THE INPUT below:
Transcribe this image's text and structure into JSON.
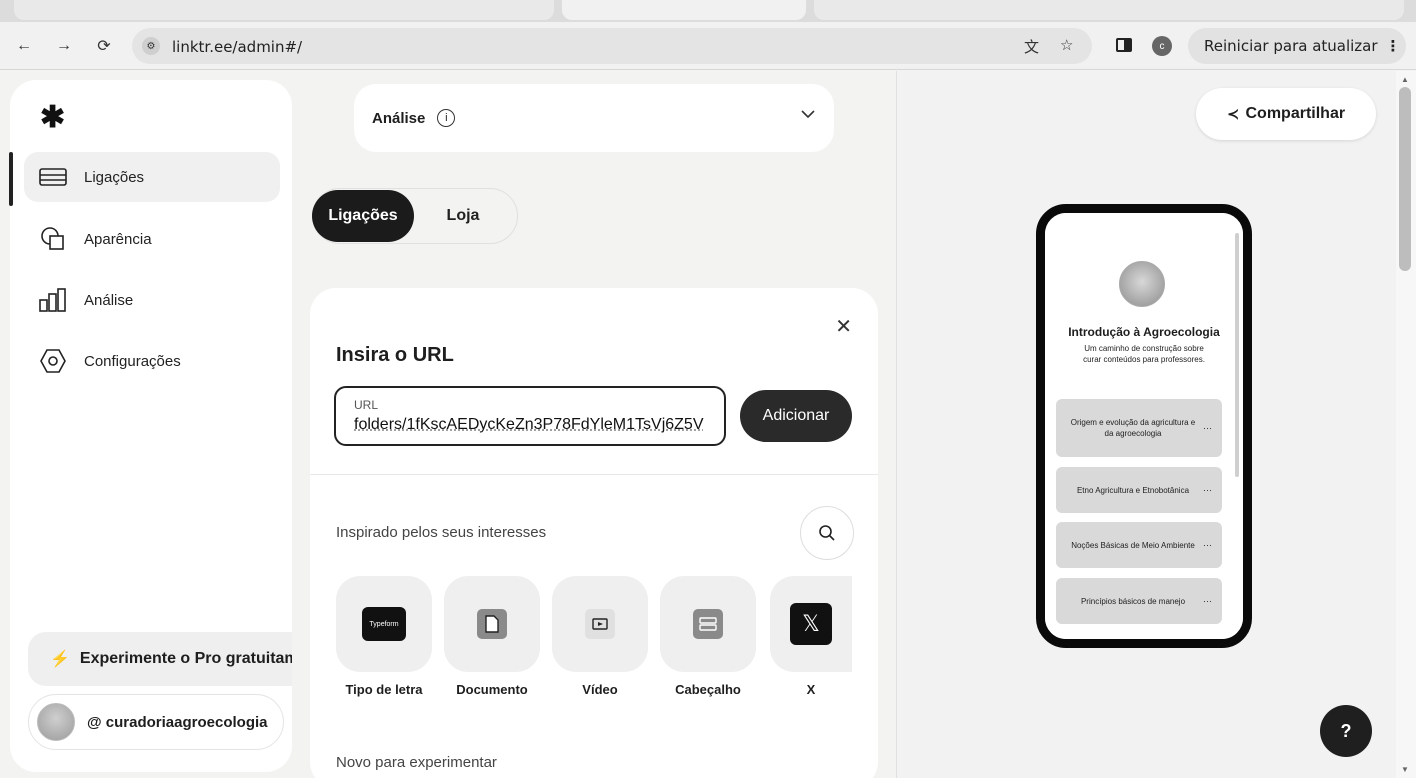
{
  "browser": {
    "url": "linktr.ee/admin#/",
    "restart_label": "Reiniciar para atualizar",
    "profile_initial": "c"
  },
  "sidebar": {
    "items": [
      {
        "label": "Ligações",
        "icon": "links-icon",
        "active": true
      },
      {
        "label": "Aparência",
        "icon": "appearance-icon",
        "active": false
      },
      {
        "label": "Análise",
        "icon": "analytics-icon",
        "active": false
      },
      {
        "label": "Configurações",
        "icon": "settings-icon",
        "active": false
      }
    ],
    "pro_label": "Experimente o Pro gratuitamente",
    "username": "@ curadoriaagroecologia"
  },
  "analytics_bar": {
    "label": "Análise"
  },
  "tabs": [
    "Ligações",
    "Loja"
  ],
  "modal": {
    "title": "Insira o URL",
    "url_label": "URL",
    "url_value": "folders/1fKscAEDycKeZn3P78FdYleM1TsVj6Z5V",
    "add_label": "Adicionar",
    "inspired_title": "Inspirado pelos seus interesses",
    "tiles": [
      {
        "label": "Tipo de letra",
        "icon": "typeform-icon"
      },
      {
        "label": "Documento",
        "icon": "document-icon"
      },
      {
        "label": "Vídeo",
        "icon": "video-icon"
      },
      {
        "label": "Cabeçalho",
        "icon": "header-icon"
      },
      {
        "label": "X",
        "icon": "x-logo-icon"
      }
    ],
    "new_title": "Novo para experimentar"
  },
  "preview": {
    "share_label": "Compartilhar",
    "profile_title": "Introdução à Agroecologia",
    "profile_desc": "Um caminho de construção sobre curar conteúdos para professores.",
    "links": [
      "Origem e evolução da agricultura e da agroecologia",
      "Etno Agricultura e Etnobotânica",
      "Noções Básicas de Meio Ambiente",
      "Princípios básicos de manejo"
    ]
  },
  "colors": {
    "accent_dark": "#1b1b1b",
    "page_bg": "#f3f3f1",
    "card_bg": "#ffffff"
  }
}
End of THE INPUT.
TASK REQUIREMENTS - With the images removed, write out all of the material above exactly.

YOUR RESPONSE -
Transcribe this image's text and structure into JSON.
{
  "browser": {
    "url": "linktr.ee/admin#/",
    "restart_label": "Reiniciar para atualizar",
    "profile_initial": "c"
  },
  "sidebar": {
    "items": [
      {
        "label": "Ligações",
        "icon": "links-icon",
        "active": true
      },
      {
        "label": "Aparência",
        "icon": "appearance-icon",
        "active": false
      },
      {
        "label": "Análise",
        "icon": "analytics-icon",
        "active": false
      },
      {
        "label": "Configurações",
        "icon": "settings-icon",
        "active": false
      }
    ],
    "pro_label": "Experimente o Pro gratuitamente",
    "username": "@ curadoriaagroecologia"
  },
  "analytics_bar": {
    "label": "Análise"
  },
  "tabs": [
    "Ligações",
    "Loja"
  ],
  "modal": {
    "title": "Insira o URL",
    "url_label": "URL",
    "url_value": "folders/1fKscAEDycKeZn3P78FdYleM1TsVj6Z5V",
    "add_label": "Adicionar",
    "inspired_title": "Inspirado pelos seus interesses",
    "tiles": [
      {
        "label": "Tipo de letra",
        "icon": "typeform-icon"
      },
      {
        "label": "Documento",
        "icon": "document-icon"
      },
      {
        "label": "Vídeo",
        "icon": "video-icon"
      },
      {
        "label": "Cabeçalho",
        "icon": "header-icon"
      },
      {
        "label": "X",
        "icon": "x-logo-icon"
      }
    ],
    "new_title": "Novo para experimentar"
  },
  "preview": {
    "share_label": "Compartilhar",
    "profile_title": "Introdução à Agroecologia",
    "profile_desc": "Um caminho de construção sobre curar conteúdos para professores.",
    "links": [
      "Origem e evolução da agricultura e da agroecologia",
      "Etno Agricultura e Etnobotânica",
      "Noções Básicas de Meio Ambiente",
      "Princípios básicos de manejo"
    ]
  },
  "colors": {
    "accent_dark": "#1b1b1b",
    "page_bg": "#f3f3f1",
    "card_bg": "#ffffff"
  }
}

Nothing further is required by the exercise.